27 Dec Book of the Week — Nature Abhors
“Evening snow starts to fall outside. It starts as large fluffy flakes. Day after day snow falls, week after week. Will it never end? The sidewalks become like narrow alleyways. For every snowflake there is regret: for words never said, for trips made and not made, for feelings never expressed.”
— Philip Zimmermann, Nature Abhors
Rhinebeck, NY: Spaceheater Editions, 2003
N7433.4 Z54 N38 2003
Nature Abhors is an artists’ book created by Philip Zimmermann in 2003. Originally made for “Love/Terror” —a curated artists’ book show at the University of Arizona — Nature Abhors is a book “about loss, the inevitable by-product and, (perhaps pessimistically) the final result of life and love.” For Zimmermann, the years leading up to Nature Abhors were full of loss: the death of both parents, a complicated relationship, and the tragedy of 9/11. In response, the book is “a rumination on what loss has meant.”
In Nature Abhors, loss is represented in woven book form, developed by Claire van Vliet and originated by Hedi Kyle. The form is excellent for display. Stretched out like an accordion, the book only shows one face of each sheet at a time. In the first few pages, this allows us to see a plane’s shadow grow as it descends on the desert. In the last few pages, we see the ascent as the view zooms in on birds in a cloudy sky, then past them, into the air.
There are many variations of the woven book form. In the case of Nature Abhors, it binds card stock pages together with a concertina spine that is glued to and woven through the pages. The spine takes up a fair amount of a page’s real estate, but allows the book to be spread out to display the verso (or recto) of each page in the book. One can also thumb through it, as with a standard book. The structure creates a loose book that can feel like a codex one moment, then unsteady and mobile the next. Nature Abhors presents the text and images in many ways, some of which are unexpected, but all of which can work into fresh interpretations of the narrative.

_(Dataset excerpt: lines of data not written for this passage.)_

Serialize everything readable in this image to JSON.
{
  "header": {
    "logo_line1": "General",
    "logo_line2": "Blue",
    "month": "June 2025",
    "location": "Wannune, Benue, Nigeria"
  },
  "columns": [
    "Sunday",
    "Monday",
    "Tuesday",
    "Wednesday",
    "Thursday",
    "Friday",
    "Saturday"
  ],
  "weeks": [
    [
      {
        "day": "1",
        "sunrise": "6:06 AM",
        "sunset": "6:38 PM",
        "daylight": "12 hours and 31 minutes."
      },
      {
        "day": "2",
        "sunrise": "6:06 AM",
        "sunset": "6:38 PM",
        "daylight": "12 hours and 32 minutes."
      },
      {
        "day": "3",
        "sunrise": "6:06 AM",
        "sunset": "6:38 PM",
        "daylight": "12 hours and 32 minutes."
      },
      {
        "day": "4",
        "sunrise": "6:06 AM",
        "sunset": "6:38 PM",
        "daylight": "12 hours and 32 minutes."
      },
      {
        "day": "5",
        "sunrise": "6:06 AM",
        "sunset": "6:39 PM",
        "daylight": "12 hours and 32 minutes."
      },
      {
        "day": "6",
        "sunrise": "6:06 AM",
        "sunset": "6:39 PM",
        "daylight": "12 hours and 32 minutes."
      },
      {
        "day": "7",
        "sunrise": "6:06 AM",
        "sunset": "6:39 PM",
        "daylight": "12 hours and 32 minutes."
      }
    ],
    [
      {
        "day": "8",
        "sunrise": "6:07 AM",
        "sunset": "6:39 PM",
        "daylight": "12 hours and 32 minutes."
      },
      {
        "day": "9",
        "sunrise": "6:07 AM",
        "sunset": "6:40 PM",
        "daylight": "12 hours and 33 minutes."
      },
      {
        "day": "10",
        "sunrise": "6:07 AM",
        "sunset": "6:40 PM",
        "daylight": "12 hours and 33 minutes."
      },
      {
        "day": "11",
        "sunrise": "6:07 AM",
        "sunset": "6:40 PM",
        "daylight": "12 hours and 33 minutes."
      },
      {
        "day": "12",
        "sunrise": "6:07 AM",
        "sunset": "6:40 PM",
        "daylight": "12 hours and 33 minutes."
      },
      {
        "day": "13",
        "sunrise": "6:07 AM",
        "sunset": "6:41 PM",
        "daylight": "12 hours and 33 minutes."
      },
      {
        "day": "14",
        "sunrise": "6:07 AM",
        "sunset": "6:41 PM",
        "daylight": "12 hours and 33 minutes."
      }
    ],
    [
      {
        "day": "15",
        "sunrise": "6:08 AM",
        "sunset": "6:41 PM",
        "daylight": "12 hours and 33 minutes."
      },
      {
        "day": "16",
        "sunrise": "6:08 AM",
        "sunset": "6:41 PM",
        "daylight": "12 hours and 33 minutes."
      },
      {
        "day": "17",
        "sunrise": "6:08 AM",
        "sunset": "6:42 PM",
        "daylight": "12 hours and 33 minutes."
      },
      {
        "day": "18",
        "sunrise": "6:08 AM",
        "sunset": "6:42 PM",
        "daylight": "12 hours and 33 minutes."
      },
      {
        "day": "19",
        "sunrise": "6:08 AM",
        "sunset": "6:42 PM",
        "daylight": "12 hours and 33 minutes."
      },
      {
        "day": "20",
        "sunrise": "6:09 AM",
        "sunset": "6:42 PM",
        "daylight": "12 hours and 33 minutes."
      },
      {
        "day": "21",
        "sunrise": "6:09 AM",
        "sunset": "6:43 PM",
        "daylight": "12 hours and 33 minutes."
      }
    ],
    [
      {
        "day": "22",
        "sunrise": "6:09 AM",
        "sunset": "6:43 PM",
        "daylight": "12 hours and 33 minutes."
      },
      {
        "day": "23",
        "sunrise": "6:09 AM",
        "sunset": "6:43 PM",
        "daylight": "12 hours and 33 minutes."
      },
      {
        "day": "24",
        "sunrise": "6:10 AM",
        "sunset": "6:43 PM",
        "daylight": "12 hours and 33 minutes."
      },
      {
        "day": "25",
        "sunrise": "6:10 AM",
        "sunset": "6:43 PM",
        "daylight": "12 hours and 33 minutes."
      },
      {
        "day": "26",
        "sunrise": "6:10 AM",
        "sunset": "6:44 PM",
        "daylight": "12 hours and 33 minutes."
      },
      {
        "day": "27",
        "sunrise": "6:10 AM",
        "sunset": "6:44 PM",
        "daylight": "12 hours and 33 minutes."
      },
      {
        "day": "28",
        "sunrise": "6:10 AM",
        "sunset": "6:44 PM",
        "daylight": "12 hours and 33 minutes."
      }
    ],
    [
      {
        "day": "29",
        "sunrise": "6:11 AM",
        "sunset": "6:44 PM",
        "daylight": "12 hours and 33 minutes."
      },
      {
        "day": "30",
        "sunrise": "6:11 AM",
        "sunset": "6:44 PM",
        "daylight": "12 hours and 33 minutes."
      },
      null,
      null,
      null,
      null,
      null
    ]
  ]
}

It feels natural to read Nature Abhors by flipping through it, but on his website Zimmermann says the book is “to be read through on one side, then on the reverse.” Because of Zimmermann’s short passages, either method creates an interesting narrative. The text of any page can relate to surrounding pages, as they float largely separate from each other in time and space. Some take place in New England, some in a desert, or by a beach. Some passages have the narrator freshly wounded by a relationship, while others show him having made peace with the loss after time passed.
We can make connections between the passages and those connections can vary depending on how the book is read. Questions of time, emerging hope, or resignation echo through the book. Spread out it can be flipped again and again, making a kind of infinite loop of loss. The human experience, encapsulated in this artists’ book, is held together with images of a human spine.
Nature Abhors was printed in an edition of one hundred and thirty-six copies. University of Utah rare books copy is no. 136, signed by the artist/author.
Contributed by Jonathan Sandberg, Rare Books Assistant